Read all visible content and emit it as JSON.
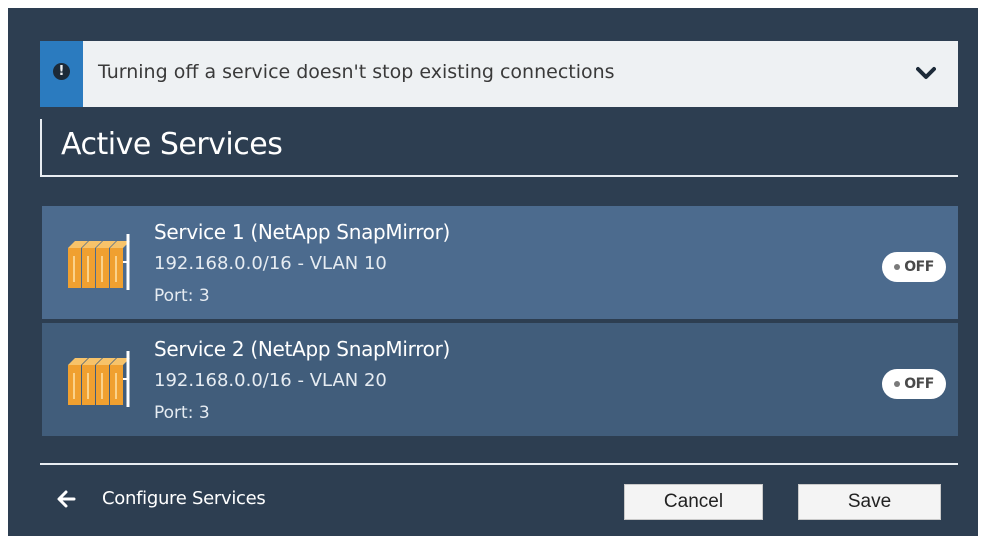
{
  "banner": {
    "icon": "info-icon",
    "text": "Turning off a service doesn't stop existing connections",
    "expand_icon": "chevron-down-icon",
    "accent_color": "#2b7bbf"
  },
  "section": {
    "title": "Active Services"
  },
  "services": [
    {
      "name": "Service 1 (NetApp SnapMirror)",
      "network": "192.168.0.0/16 - VLAN 10",
      "port": "Port: 3",
      "icon": "storage-array-icon",
      "toggle": "OFF"
    },
    {
      "name": "Service 2 (NetApp SnapMirror)",
      "network": "192.168.0.0/16 - VLAN 20",
      "port": "Port: 3",
      "icon": "storage-array-icon",
      "toggle": "OFF"
    }
  ],
  "footer": {
    "back_icon": "arrow-left-icon",
    "back_label": "Configure Services",
    "cancel_label": "Cancel",
    "save_label": "Save"
  },
  "colors": {
    "panel_bg": "#2d3e51",
    "row_primary": "#4c6b8e",
    "row_secondary": "#415d7b",
    "icon_orange": "#f0a030"
  }
}
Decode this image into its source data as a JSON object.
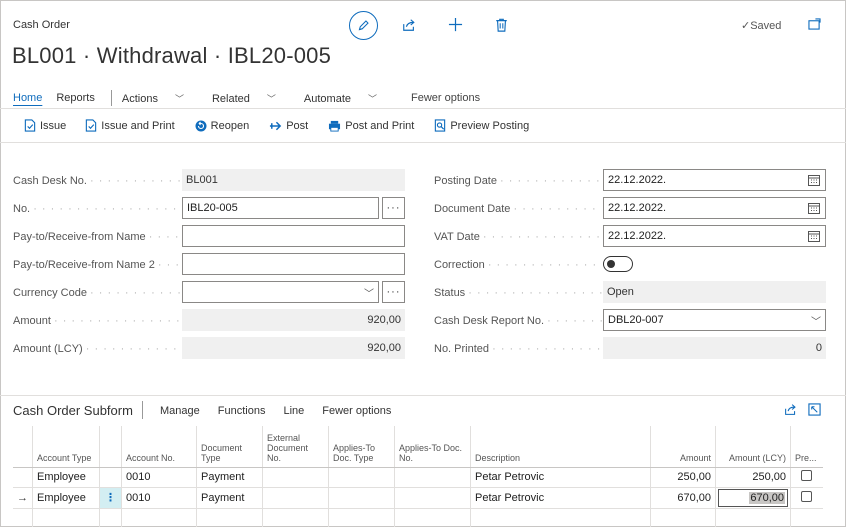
{
  "header": {
    "page_type": "Cash Order",
    "title": "BL001 · Withdrawal · IBL20-005",
    "saved_label": "Saved"
  },
  "nav": {
    "home": "Home",
    "reports": "Reports",
    "actions": "Actions",
    "related": "Related",
    "automate": "Automate",
    "fewer_options": "Fewer options"
  },
  "action_bar": {
    "issue": "Issue",
    "issue_and_print": "Issue and Print",
    "reopen": "Reopen",
    "post": "Post",
    "post_and_print": "Post and Print",
    "preview_posting": "Preview Posting"
  },
  "form": {
    "cash_desk_no": {
      "label": "Cash Desk No.",
      "value": "BL001"
    },
    "no": {
      "label": "No.",
      "value": "IBL20-005"
    },
    "pay_to_name": {
      "label": "Pay-to/Receive-from Name",
      "value": ""
    },
    "pay_to_name_2": {
      "label": "Pay-to/Receive-from Name 2",
      "value": ""
    },
    "currency_code": {
      "label": "Currency Code",
      "value": ""
    },
    "amount": {
      "label": "Amount",
      "value": "920,00"
    },
    "amount_lcy": {
      "label": "Amount (LCY)",
      "value": "920,00"
    },
    "posting_date": {
      "label": "Posting Date",
      "value": "22.12.2022."
    },
    "document_date": {
      "label": "Document Date",
      "value": "22.12.2022."
    },
    "vat_date": {
      "label": "VAT Date",
      "value": "22.12.2022."
    },
    "correction": {
      "label": "Correction",
      "value": false
    },
    "status": {
      "label": "Status",
      "value": "Open"
    },
    "cash_desk_report_no": {
      "label": "Cash Desk Report No.",
      "value": "DBL20-007"
    },
    "no_printed": {
      "label": "No. Printed",
      "value": "0"
    }
  },
  "subform": {
    "title": "Cash Order Subform",
    "menu": [
      "Manage",
      "Functions",
      "Line",
      "Fewer options"
    ],
    "columns": [
      "Account Type",
      "Account No.",
      "Document Type",
      "External Document No.",
      "Applies-To Doc. Type",
      "Applies-To Doc. No.",
      "Description",
      "Amount",
      "Amount (LCY)",
      "Pre..."
    ],
    "rows": [
      {
        "account_type": "Employee",
        "account_no": "0010",
        "document_type": "Payment",
        "external_doc_no": "",
        "applies_to_type": "",
        "applies_to_no": "",
        "description": "Petar  Petrovic",
        "amount": "250,00",
        "amount_lcy": "250,00",
        "selected": false
      },
      {
        "account_type": "Employee",
        "account_no": "0010",
        "document_type": "Payment",
        "external_doc_no": "",
        "applies_to_type": "",
        "applies_to_no": "",
        "description": "Petar  Petrovic",
        "amount": "670,00",
        "amount_lcy": "670,00",
        "selected": true
      }
    ]
  },
  "colors": {
    "accent": "#0f6cbd",
    "readonly_bg": "#f0f0f0",
    "border": "#8a8886"
  },
  "icons": [
    "edit-icon",
    "share-icon",
    "plus-icon",
    "delete-icon",
    "checkmark-icon",
    "popout-icon",
    "calendar-icon",
    "chevron-down-icon",
    "ellipsis-icon"
  ]
}
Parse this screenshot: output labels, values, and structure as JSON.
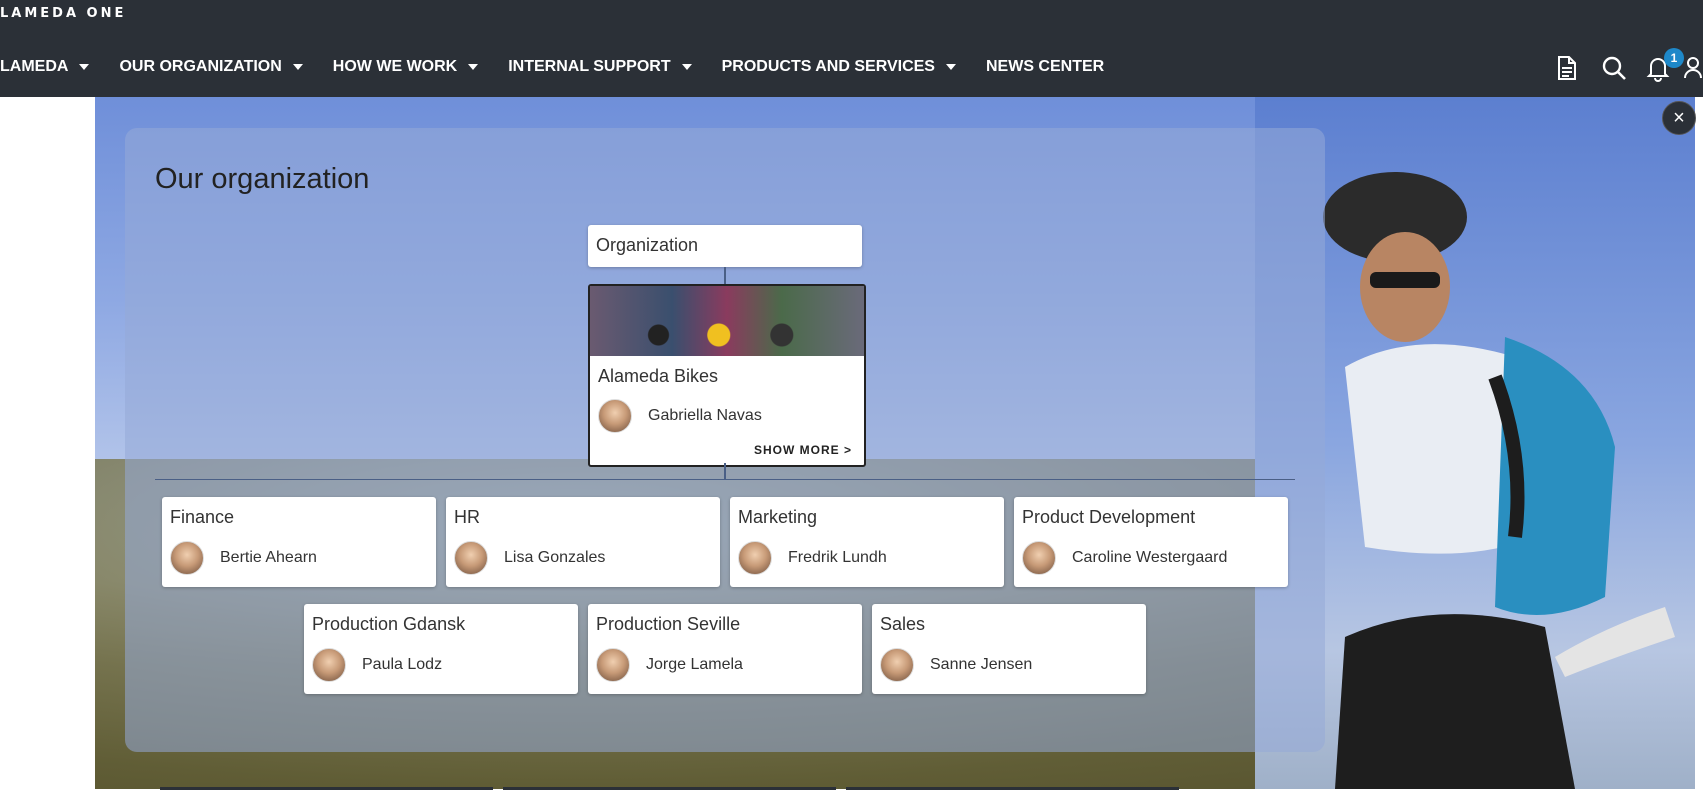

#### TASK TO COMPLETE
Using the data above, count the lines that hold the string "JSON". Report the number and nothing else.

#### TASK RESPONSE
3